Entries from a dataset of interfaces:
★ ★ ★

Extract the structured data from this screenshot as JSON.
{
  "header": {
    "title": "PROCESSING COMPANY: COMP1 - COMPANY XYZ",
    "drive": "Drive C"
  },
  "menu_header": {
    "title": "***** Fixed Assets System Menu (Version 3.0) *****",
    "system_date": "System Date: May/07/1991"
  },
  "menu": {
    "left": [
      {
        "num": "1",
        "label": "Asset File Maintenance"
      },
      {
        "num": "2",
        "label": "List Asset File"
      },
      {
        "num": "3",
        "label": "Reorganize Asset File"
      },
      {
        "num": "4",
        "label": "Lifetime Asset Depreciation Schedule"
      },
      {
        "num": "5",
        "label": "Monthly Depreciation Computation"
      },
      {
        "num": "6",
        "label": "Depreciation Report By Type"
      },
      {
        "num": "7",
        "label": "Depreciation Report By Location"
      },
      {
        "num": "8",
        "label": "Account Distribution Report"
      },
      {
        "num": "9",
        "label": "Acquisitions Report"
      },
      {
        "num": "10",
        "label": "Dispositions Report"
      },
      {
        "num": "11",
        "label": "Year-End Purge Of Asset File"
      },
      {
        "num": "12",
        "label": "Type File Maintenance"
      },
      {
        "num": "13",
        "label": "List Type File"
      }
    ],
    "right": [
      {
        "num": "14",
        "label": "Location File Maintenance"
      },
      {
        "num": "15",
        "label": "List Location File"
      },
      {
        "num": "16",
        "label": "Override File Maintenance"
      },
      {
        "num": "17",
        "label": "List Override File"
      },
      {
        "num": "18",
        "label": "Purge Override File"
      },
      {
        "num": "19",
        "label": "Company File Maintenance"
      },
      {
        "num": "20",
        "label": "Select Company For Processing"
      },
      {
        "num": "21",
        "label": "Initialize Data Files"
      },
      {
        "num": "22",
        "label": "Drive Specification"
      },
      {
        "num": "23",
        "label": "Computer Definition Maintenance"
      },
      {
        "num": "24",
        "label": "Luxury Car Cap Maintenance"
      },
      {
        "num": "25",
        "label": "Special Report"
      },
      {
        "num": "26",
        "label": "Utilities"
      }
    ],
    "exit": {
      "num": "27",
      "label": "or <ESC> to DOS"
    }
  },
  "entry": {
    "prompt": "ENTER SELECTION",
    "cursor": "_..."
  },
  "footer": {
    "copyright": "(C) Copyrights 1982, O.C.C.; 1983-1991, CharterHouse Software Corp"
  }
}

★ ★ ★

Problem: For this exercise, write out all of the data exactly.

Your solution:
Extract the structured data from this screenshot as JSON.
{
  "header": {
    "title": "PROCESSING COMPANY: COMP1 - COMPANY XYZ",
    "drive": "Drive C"
  },
  "menu_header": {
    "title": "***** Fixed Assets System Menu (Version 3.0) *****",
    "system_date": "System Date: May/07/1991"
  },
  "menu": {
    "left": [
      {
        "num": "1",
        "label": "Asset File Maintenance"
      },
      {
        "num": "2",
        "label": "List Asset File"
      },
      {
        "num": "3",
        "label": "Reorganize Asset File"
      },
      {
        "num": "4",
        "label": "Lifetime Asset Depreciation Schedule"
      },
      {
        "num": "5",
        "label": "Monthly Depreciation Computation"
      },
      {
        "num": "6",
        "label": "Depreciation Report By Type"
      },
      {
        "num": "7",
        "label": "Depreciation Report By Location"
      },
      {
        "num": "8",
        "label": "Account Distribution Report"
      },
      {
        "num": "9",
        "label": "Acquisitions Report"
      },
      {
        "num": "10",
        "label": "Dispositions Report"
      },
      {
        "num": "11",
        "label": "Year-End Purge Of Asset File"
      },
      {
        "num": "12",
        "label": "Type File Maintenance"
      },
      {
        "num": "13",
        "label": "List Type File"
      }
    ],
    "right": [
      {
        "num": "14",
        "label": "Location File Maintenance"
      },
      {
        "num": "15",
        "label": "List Location File"
      },
      {
        "num": "16",
        "label": "Override File Maintenance"
      },
      {
        "num": "17",
        "label": "List Override File"
      },
      {
        "num": "18",
        "label": "Purge Override File"
      },
      {
        "num": "19",
        "label": "Company File Maintenance"
      },
      {
        "num": "20",
        "label": "Select Company For Processing"
      },
      {
        "num": "21",
        "label": "Initialize Data Files"
      },
      {
        "num": "22",
        "label": "Drive Specification"
      },
      {
        "num": "23",
        "label": "Computer Definition Maintenance"
      },
      {
        "num": "24",
        "label": "Luxury Car Cap Maintenance"
      },
      {
        "num": "25",
        "label": "Special Report"
      },
      {
        "num": "26",
        "label": "Utilities"
      }
    ],
    "exit": {
      "num": "27",
      "label": "or <ESC> to DOS"
    }
  },
  "entry": {
    "prompt": "ENTER SELECTION",
    "cursor": "_..."
  },
  "footer": {
    "copyright": "(C) Copyrights 1982, O.C.C.; 1983-1991, CharterHouse Software Corp"
  }
}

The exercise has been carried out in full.